A road-safety campaigner has compared police chases to "some cowboy posse" that results in "lots of dead bodies".
The comments from Clive Matthew-Wilson follow the deaths of two people in Auckland early yesterday after a driver hit a tree.
The crash came after a police pursuit. Earlier this month, 15-year-old Morocco Tai died after crashing a stolen car in Otara. Police had earlier tried to stop the vehicle.
Matthew-Wilson said the police pursuit policy needed to change.
"The end result is lots of dead bodies," he said.
"If that's the result that you want it's working really really well because we have one of the highest rates of police chase deaths, per head of population, in the world."
Matthew-Wilson, of the Dog and Lemon Guide, said that in many states of Australia, high speed police car pursuits were banned.

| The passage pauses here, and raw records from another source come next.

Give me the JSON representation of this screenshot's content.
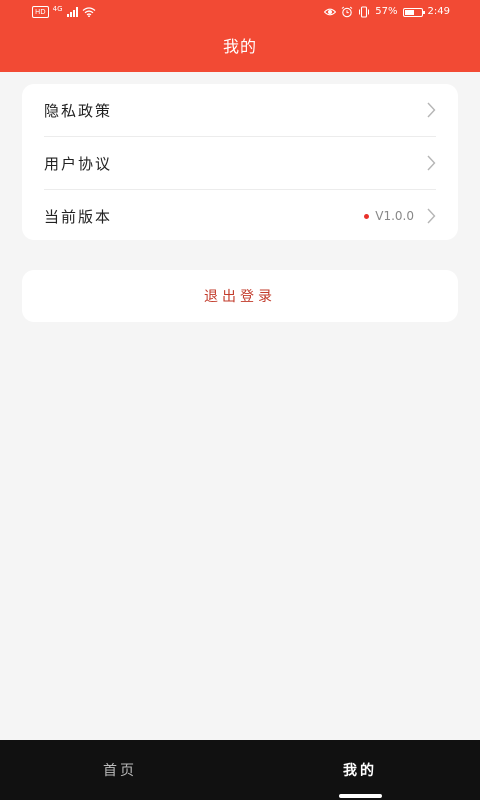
{
  "status_bar": {
    "badge": "HD",
    "network": "4G",
    "battery_text": "57%",
    "battery_level": 0.57,
    "time": "2:49"
  },
  "header": {
    "title": "我的"
  },
  "menu": {
    "items": [
      {
        "label": "隐私政策"
      },
      {
        "label": "用户协议"
      },
      {
        "label": "当前版本",
        "value": "V1.0.0"
      }
    ]
  },
  "logout": {
    "label": "退出登录"
  },
  "tabs": [
    {
      "label": "首页"
    },
    {
      "label": "我的"
    }
  ],
  "colors": {
    "header": "#f24a34",
    "background": "#f5f5f5",
    "logout_text": "#c23b2b",
    "badge_dot": "#e8312a",
    "tabbar": "#111111"
  }
}
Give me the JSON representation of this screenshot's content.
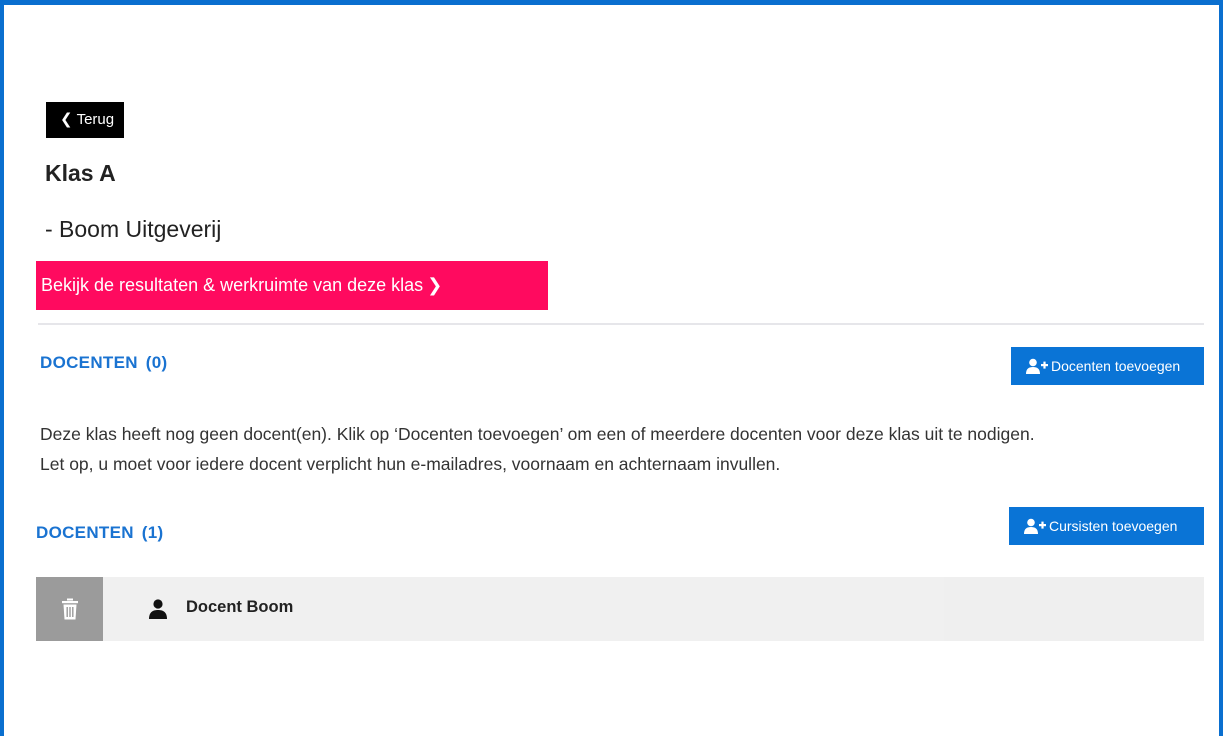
{
  "back_button": {
    "label": "Terug"
  },
  "class": {
    "title": "Klas A",
    "publisher": "- Boom Uitgeverij"
  },
  "results_button": {
    "label": "Bekijk de resultaten & werkruimte van deze klas"
  },
  "docenten_section": {
    "heading": "DOCENTEN",
    "count": "(0)",
    "add_button": "Docenten toevoegen",
    "info_line_1": "Deze klas heeft nog geen docent(en). Klik op ‘Docenten toevoegen’ om een of meerdere docenten voor deze klas uit te nodigen.",
    "info_line_2": "Let op, u moet voor iedere docent verplicht hun e-mailadres, voornaam en achternaam invullen."
  },
  "cursisten_section": {
    "heading": "DOCENTEN",
    "count": "(1)",
    "add_button": "Cursisten toevoegen",
    "members": [
      {
        "name": "Docent Boom"
      }
    ]
  },
  "icons": {
    "back": "chevron-left-icon",
    "forward": "chevron-right-icon",
    "add_user": "add-user-icon",
    "delete": "trash-icon",
    "person": "person-icon"
  },
  "colors": {
    "frame": "#0a6fcf",
    "accent_pink": "#ff0a5f",
    "primary_blue": "#0a74d6",
    "heading_blue": "#1a73d1"
  }
}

In Queensland, he said, there have been zero pursuit deaths since police abandoned the practice except in emergencies.
"We have a choice," he said.
"We can be right and self-righteous about it and say these idiots shouldn't be doing this.

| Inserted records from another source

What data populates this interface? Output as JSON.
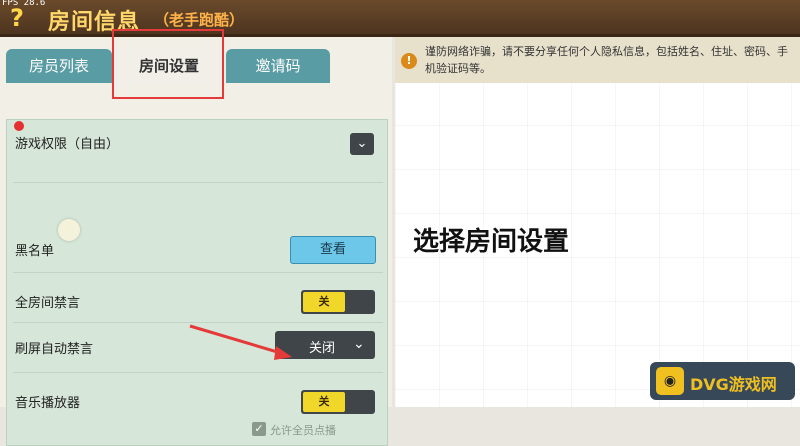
{
  "header": {
    "fps": "FPS 28.6",
    "title": "房间信息",
    "subtitle": "（老手跑酷）",
    "help_icon": "?"
  },
  "tabs": [
    {
      "label": "房员列表"
    },
    {
      "label": "房间设置"
    },
    {
      "label": "邀请码"
    }
  ],
  "settings": {
    "permission_label": "游戏权限（自由）",
    "blacklist_label": "黑名单",
    "blacklist_button": "查看",
    "mute_all_label": "全房间禁言",
    "mute_all_value": "关",
    "auto_mute_label": "刷屏自动禁言",
    "auto_mute_value": "关闭",
    "music_label": "音乐播放器",
    "music_value": "关",
    "allow_all_label": "允许全员点播"
  },
  "warning": {
    "text": "谨防网络诈骗，请不要分享任何个人隐私信息，包括姓名、住址、密码、手机验证码等。"
  },
  "overlay": {
    "text": "选择房间设置"
  },
  "watermark": {
    "text": "DVG游戏网"
  },
  "colors": {
    "accent": "#f0d72a",
    "tab": "#5a9ca4",
    "highlight": "#e43a3a"
  }
}
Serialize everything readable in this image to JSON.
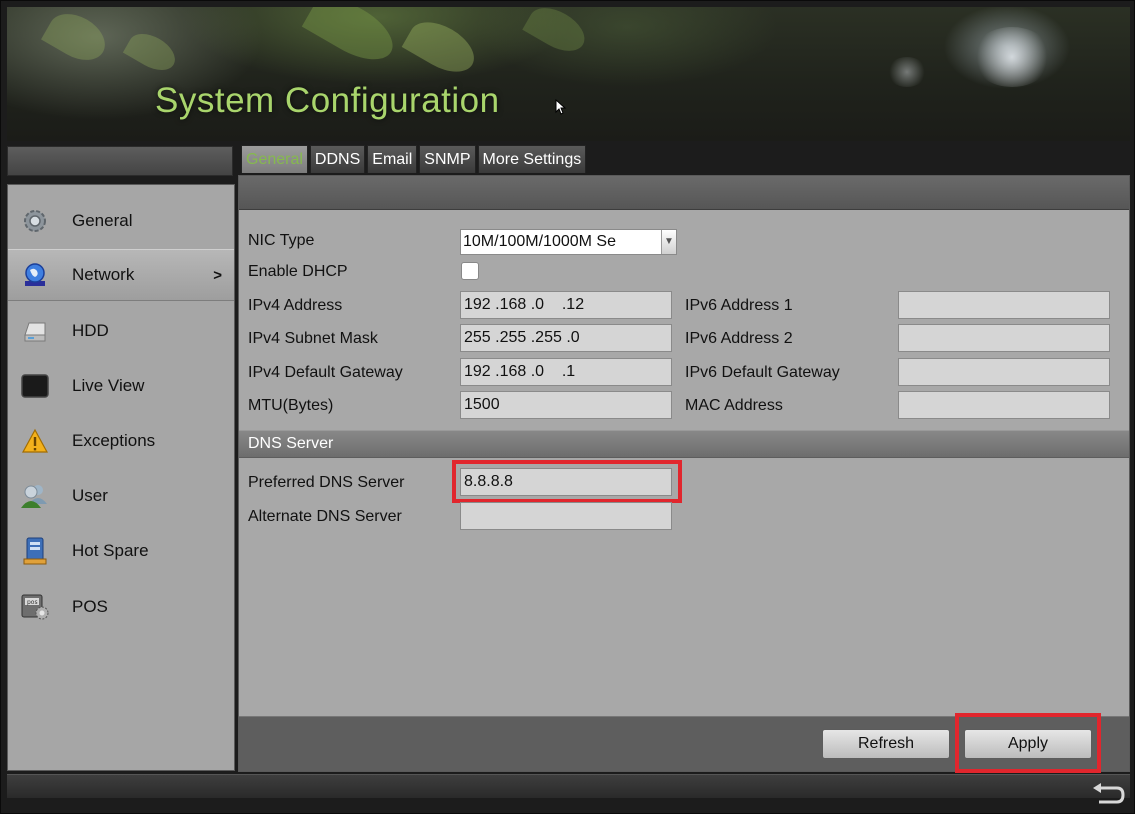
{
  "header": {
    "title": "System Configuration"
  },
  "sidebar": {
    "items": [
      {
        "label": "General",
        "icon": "gear-icon"
      },
      {
        "label": "Network",
        "icon": "globe-icon",
        "active": true,
        "arrow": ">"
      },
      {
        "label": "HDD",
        "icon": "hdd-icon"
      },
      {
        "label": "Live View",
        "icon": "monitor-icon"
      },
      {
        "label": "Exceptions",
        "icon": "warning-icon"
      },
      {
        "label": "User",
        "icon": "user-icon"
      },
      {
        "label": "Hot Spare",
        "icon": "hot-spare-icon"
      },
      {
        "label": "POS",
        "icon": "pos-icon"
      }
    ]
  },
  "tabs": [
    {
      "label": "General",
      "active": true
    },
    {
      "label": "DDNS"
    },
    {
      "label": "Email"
    },
    {
      "label": "SNMP"
    },
    {
      "label": "More Settings"
    }
  ],
  "general": {
    "nic_type": {
      "label": "NIC Type",
      "value": "10M/100M/1000M Se"
    },
    "enable_dhcp": {
      "label": "Enable DHCP",
      "checked": false
    },
    "ipv4_address": {
      "label": "IPv4 Address",
      "value": "192 .168 .0    .12"
    },
    "ipv4_subnet_mask": {
      "label": "IPv4 Subnet Mask",
      "value": "255 .255 .255 .0"
    },
    "ipv4_default_gateway": {
      "label": "IPv4 Default Gateway",
      "value": "192 .168 .0    .1"
    },
    "mtu": {
      "label": "MTU(Bytes)",
      "value": "1500"
    },
    "ipv6_address_1": {
      "label": "IPv6 Address 1",
      "value": ""
    },
    "ipv6_address_2": {
      "label": "IPv6 Address 2",
      "value": ""
    },
    "ipv6_default_gateway": {
      "label": "IPv6 Default Gateway",
      "value": ""
    },
    "mac_address": {
      "label": "MAC Address",
      "value": ""
    }
  },
  "dns": {
    "section_title": "DNS Server",
    "preferred": {
      "label": "Preferred DNS Server",
      "value": "8.8.8.8"
    },
    "alternate": {
      "label": "Alternate DNS Server",
      "value": ""
    }
  },
  "buttons": {
    "refresh": "Refresh",
    "apply": "Apply"
  },
  "colors": {
    "title_green": "#a9d56c",
    "active_tab_green": "#86b94e",
    "highlight_red": "#e1262d"
  }
}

"I agree they shouldn't but the reality is just because they don't think, and roar off at high speed, doesn't mean the cops have to do the same.
"The reality is there's plenty of ways of catching criminals and to quote the Queensland Police Commissioner 'we would rather drag them out of bed at 6 o'clock in the morning than drag them out of the wreck of the car they've just crashed'.

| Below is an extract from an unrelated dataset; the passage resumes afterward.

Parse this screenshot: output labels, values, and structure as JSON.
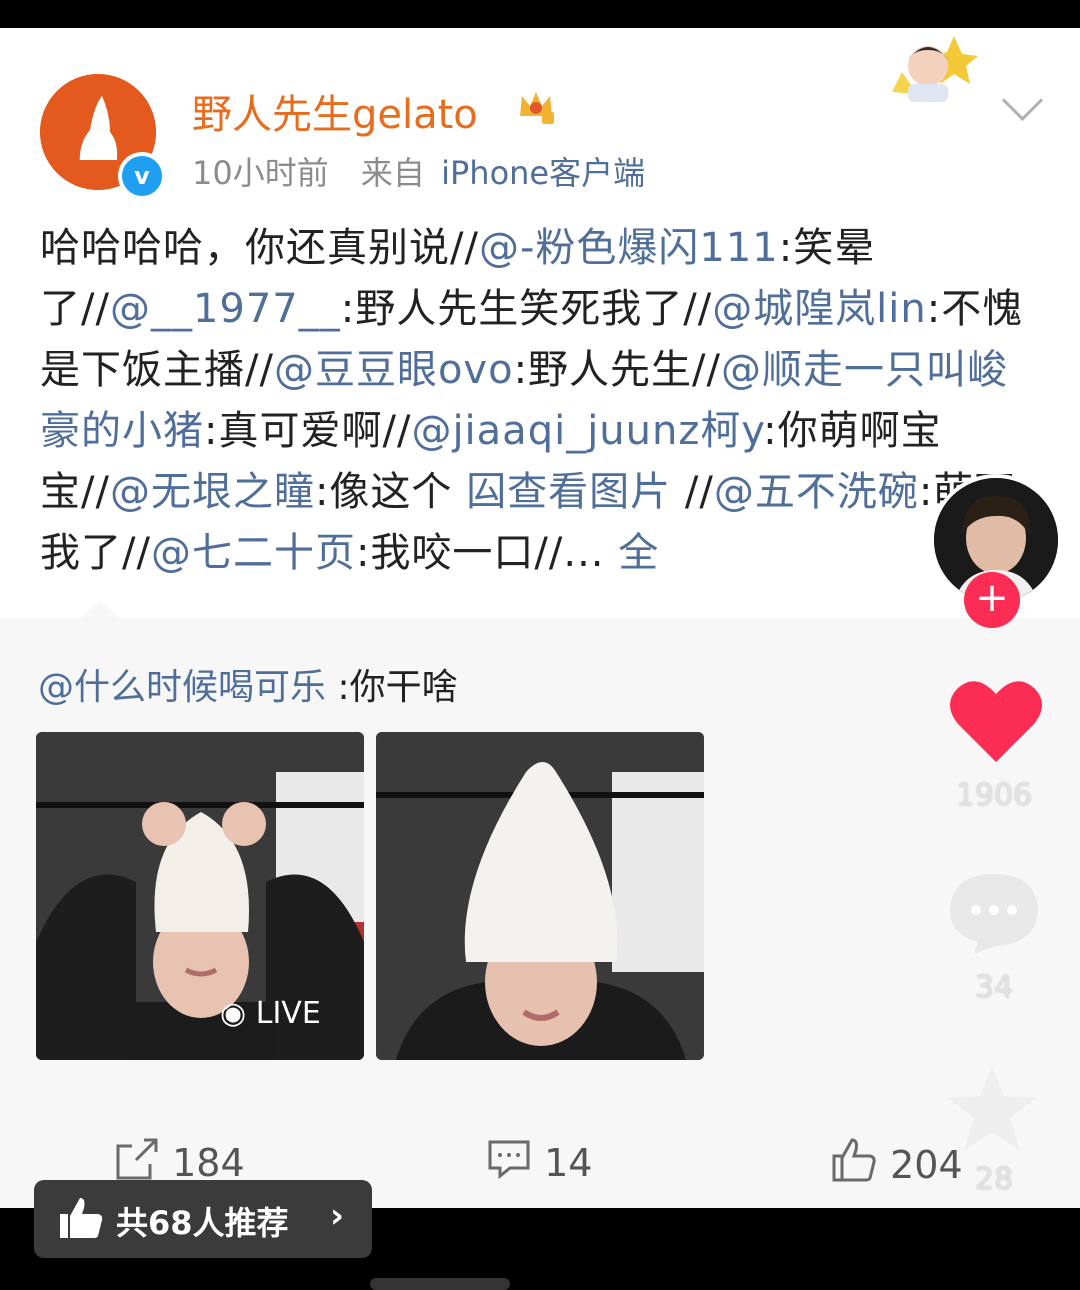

"If you want the death penalty for driving without a warrant then come out and say it because that's the end result of this kind of chase."
In a statement, assistant commissioner of road policing, Superintendent Sandra Venables, didn't directly respond to the call for chases to be scrapped.
She said the pursuit policy was updated last year and had been reviewed seven times since 1996, with each review making the policy safer.
"On each occasion police must strike a balance between the responsibility to protect life and the duty to enforce the law, however it is really up to the driver to take more responsibility and make better decisions," she said.
Police officers would never hesitate to abandon a pursuit which was putting people at risk, Supt Venables said.